Probable-Cause Hearing

A probable-cause hearing is a procedure to determine if there is enough evidence to allow the case to go forward. "Probable cause" is another way of saying that it is reasonably likely that the defendant committed the crime charged.

A probable-cause hearing can be an opportunity to obtain evidence that may be used at trial. There are many reasons to demand a probable-cause hearing and just as many reasons to waive it. Mike or Joel will be able to provide guidance as to which option is best in your case.

You are entitled to a probable-cause hearing within 15 working days after your first appearance. This can be delayed upon a showing of good cause. (North Carolina General Statute § 15A-606(d)).
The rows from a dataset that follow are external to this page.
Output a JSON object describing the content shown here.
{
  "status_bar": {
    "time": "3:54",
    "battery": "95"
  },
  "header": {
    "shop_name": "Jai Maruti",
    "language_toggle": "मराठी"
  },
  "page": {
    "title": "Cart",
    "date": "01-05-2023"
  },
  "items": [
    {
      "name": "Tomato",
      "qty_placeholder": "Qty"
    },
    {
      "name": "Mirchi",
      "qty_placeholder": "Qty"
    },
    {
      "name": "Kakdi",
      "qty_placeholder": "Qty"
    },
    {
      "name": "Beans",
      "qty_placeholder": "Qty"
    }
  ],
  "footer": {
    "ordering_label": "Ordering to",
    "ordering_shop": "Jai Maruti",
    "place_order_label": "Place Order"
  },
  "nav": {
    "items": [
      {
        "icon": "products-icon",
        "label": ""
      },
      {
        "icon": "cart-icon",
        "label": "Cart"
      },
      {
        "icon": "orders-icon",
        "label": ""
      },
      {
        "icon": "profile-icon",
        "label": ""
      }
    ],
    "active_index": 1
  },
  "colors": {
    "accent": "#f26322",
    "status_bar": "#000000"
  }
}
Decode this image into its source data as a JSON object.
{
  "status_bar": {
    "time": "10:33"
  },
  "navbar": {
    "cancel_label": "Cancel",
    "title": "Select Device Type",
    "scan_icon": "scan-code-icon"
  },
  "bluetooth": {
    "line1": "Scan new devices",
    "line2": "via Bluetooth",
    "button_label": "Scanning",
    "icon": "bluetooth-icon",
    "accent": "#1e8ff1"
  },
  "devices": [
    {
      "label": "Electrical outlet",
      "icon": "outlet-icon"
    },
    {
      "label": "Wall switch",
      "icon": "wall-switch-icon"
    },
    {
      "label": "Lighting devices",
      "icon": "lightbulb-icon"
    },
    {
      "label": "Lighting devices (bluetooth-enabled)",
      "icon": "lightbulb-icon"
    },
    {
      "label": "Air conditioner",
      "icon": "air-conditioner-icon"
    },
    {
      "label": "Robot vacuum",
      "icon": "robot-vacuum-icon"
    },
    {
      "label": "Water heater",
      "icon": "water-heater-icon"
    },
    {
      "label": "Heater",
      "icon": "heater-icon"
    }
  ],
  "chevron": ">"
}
The State must show at a probable cause hearing that the crime charged was committed and that it was committed by the defendant. It is important to remember that the burden on the State in a probable-cause hearing is much lower than at trial. The State must show through nonhearsay evidence, or evidence that falls under a valid hearsay exception. Specific hearsay evidence is admissible in a probable-cause hearing under North Carolina General Statute § 15A-611(b)(1) and (2). The judge is not required to exclude evidence that was unlawfully obtained. (North Carolina General Statute § 15A-611(b).

The attorneys at Macht & Schechet, PLLC, can help you determine if demanding or waiving a probable-cause hearing is the best decision in your case. If you demand a probable-cause hearing, we will be able to help you safeguard your constitutional rights and make strategic decisions that could help your case after the probable-cause hearing.

Even if probable cause is found, you may still be found not guilty at trial. At trial, the State must prove every element beyond a reasonable doubt, and the probable-cause hearing could provide valuable insight into the State's evidence.

It is also important to remember that a probable cause hearing may not be the best place to address a potential defense you may have. The only issue the Court is considering at a probable cause hearing is whether or not sufficient evidence exists, in the light most favorable to the State, to allow the case to proceed forward. You should discuss with Mike or Joel the benefits or detriments of having a probable cause hearing.